Despite gathering for approximately 90 minutes, a recent meeting of the Local Accommodations and Hospitality Tax Subcommittee of the S.C. Taxation Realignment Commission adjourned with no formal action completed.
In addition to subcommittee members Burnie Maybank, Brian Moody, Charles Way and Don Weaver, 25 to 30 members of various organizations involved in operating and or promoting various ventures in the tourism and hospitality industries attended the Aug. 27 meeting at the Charleston office of law firm Nexsen Pruet.
The meeting was very loosely organized, with input from various attendees at various times, without attribution to their respective organizations or individual identification, though many contributors were recognized personally by Maybank or other subcommittee members.
The meeting was largely concerned with providing subcommittee members with an understanding of the complex code of laws currently taxing revenues generated by the tourism and hospitality industries.
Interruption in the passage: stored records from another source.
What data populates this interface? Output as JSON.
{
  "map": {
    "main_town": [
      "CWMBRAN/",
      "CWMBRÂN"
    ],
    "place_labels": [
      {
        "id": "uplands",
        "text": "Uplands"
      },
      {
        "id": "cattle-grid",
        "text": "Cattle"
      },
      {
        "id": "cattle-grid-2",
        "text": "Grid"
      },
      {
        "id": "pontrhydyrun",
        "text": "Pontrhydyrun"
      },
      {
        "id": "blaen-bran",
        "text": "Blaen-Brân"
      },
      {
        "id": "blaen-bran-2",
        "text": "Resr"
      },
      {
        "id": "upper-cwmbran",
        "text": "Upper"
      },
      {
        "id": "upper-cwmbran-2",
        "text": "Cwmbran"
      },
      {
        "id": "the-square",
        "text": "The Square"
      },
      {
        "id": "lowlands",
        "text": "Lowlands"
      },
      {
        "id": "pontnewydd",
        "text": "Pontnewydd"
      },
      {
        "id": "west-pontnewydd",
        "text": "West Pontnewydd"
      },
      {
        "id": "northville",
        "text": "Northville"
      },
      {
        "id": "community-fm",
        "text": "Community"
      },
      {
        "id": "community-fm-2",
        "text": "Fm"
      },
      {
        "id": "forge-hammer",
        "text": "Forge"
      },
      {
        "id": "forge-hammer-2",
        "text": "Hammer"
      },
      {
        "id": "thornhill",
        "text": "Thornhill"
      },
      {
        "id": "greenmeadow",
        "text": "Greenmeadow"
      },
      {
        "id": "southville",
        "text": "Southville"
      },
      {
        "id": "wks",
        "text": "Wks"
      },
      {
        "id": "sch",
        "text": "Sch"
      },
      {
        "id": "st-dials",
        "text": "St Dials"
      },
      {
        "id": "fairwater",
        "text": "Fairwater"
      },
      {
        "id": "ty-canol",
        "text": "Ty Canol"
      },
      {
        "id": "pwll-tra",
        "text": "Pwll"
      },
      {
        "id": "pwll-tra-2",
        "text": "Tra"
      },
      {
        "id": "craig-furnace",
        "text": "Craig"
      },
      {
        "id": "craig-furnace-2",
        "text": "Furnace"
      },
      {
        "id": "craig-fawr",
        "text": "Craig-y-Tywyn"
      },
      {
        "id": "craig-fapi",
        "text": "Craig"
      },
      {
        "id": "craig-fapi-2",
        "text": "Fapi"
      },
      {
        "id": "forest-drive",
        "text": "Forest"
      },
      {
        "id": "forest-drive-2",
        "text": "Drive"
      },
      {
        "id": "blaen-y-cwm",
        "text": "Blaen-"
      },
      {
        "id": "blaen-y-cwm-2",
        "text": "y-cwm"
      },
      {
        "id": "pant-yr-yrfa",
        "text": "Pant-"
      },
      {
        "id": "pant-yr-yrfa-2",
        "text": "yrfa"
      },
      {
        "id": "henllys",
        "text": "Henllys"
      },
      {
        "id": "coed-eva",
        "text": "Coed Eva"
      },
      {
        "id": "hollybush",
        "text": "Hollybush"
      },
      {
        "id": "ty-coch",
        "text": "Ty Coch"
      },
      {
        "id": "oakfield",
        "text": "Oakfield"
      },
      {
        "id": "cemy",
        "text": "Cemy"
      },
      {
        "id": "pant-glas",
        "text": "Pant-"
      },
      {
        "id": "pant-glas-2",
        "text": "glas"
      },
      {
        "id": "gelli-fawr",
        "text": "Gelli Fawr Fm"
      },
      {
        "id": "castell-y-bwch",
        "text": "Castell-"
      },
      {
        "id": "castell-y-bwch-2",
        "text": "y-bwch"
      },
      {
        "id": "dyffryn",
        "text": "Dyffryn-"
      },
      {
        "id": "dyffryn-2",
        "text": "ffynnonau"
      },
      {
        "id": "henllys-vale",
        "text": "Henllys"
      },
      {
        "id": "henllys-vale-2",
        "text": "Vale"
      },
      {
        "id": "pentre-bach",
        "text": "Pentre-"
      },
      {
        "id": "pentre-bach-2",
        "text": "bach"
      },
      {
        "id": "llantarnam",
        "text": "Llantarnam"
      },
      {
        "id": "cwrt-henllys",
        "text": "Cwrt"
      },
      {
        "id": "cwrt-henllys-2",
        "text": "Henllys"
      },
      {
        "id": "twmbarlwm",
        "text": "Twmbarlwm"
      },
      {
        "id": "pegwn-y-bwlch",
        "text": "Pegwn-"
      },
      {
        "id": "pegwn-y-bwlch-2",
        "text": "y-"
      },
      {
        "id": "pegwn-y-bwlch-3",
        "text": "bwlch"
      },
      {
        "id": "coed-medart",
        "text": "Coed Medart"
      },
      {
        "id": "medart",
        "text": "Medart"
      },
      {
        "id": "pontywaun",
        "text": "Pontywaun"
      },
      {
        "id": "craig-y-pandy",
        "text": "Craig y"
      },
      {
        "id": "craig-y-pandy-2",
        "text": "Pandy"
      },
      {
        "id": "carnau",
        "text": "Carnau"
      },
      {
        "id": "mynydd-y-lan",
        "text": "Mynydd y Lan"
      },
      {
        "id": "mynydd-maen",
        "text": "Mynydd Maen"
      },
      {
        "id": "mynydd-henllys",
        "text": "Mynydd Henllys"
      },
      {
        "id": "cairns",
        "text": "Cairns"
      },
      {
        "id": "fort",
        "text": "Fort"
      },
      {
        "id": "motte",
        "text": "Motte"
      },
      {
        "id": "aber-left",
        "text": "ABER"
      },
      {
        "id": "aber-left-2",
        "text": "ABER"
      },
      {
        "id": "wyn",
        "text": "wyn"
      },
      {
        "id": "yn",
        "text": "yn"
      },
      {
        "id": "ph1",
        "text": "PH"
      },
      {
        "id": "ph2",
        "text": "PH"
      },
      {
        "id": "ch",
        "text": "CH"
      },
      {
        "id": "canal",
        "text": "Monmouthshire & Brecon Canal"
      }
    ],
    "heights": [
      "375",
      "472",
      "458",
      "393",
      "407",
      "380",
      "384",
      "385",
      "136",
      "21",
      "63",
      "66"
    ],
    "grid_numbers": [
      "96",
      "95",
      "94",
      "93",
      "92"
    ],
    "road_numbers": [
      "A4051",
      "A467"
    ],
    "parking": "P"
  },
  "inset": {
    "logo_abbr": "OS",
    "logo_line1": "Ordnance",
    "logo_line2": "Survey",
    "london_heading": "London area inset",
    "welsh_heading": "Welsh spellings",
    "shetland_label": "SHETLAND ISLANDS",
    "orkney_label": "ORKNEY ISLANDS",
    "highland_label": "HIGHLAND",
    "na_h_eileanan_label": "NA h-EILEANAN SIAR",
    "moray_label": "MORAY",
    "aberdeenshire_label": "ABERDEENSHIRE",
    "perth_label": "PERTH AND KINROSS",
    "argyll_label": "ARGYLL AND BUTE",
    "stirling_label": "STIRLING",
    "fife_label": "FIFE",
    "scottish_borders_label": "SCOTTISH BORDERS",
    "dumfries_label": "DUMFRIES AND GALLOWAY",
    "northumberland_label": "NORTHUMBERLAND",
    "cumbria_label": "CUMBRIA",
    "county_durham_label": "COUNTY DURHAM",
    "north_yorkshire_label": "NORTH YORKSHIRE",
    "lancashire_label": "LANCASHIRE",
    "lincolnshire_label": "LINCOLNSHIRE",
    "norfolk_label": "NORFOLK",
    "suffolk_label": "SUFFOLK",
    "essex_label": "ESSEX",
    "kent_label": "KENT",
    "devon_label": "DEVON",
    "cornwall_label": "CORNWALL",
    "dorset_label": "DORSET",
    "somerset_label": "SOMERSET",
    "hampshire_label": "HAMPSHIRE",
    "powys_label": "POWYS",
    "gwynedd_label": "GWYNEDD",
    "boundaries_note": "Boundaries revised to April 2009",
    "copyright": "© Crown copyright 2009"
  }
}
These generate approximately $40 million annually and can be found here.
Of these funds, various portions are allocated to city and county governments, the state Department of Commerce and various entities working to promote tourism in South Carolina.
Some of these funds may be used by local governments as part of their general funds and some are allocated for “tourism-related” expenditures. Of the latter, the government body receiving the funds is required to file an annual report with the Tourism Expenditure Review Committee, which is charged with ensuring the funds are properly used.
In an aside, one individual affiliated with the Tourism Expenditure Review Committee stated that there are three or four instances of questionable use of allocated funds annually.
He also related that in at least one instance where an expenditure was deemed not in compliance, the General Assembly subsequently passed new legislation during the next session specifically authorizing such a use of funds. The specific use was not identified.
The “Tourism Alliance,” which presented itself as a real organization, also reviewed with the subcommittee their preliminary recommendations for a consensus on a more streamlined method of distributing funds generated by the existing taxes, and a proposed new tax on timeshare maintenance fees.
The recommendation was to return the same amount of revenue to those counties that are low- to no-net revenue generators as under the current structure and then distribute the balance to those cities and counties that generate the taxes in the ratio of the amount generated.
These funds would be distributed as follows: 50 percent for general fund use and 50 percent restricted to tourism-related marketing uses. This preliminary proposal can be viewed here.
Jack Jackson is a Summerville resident who is state director of South Carolina Fair Tax.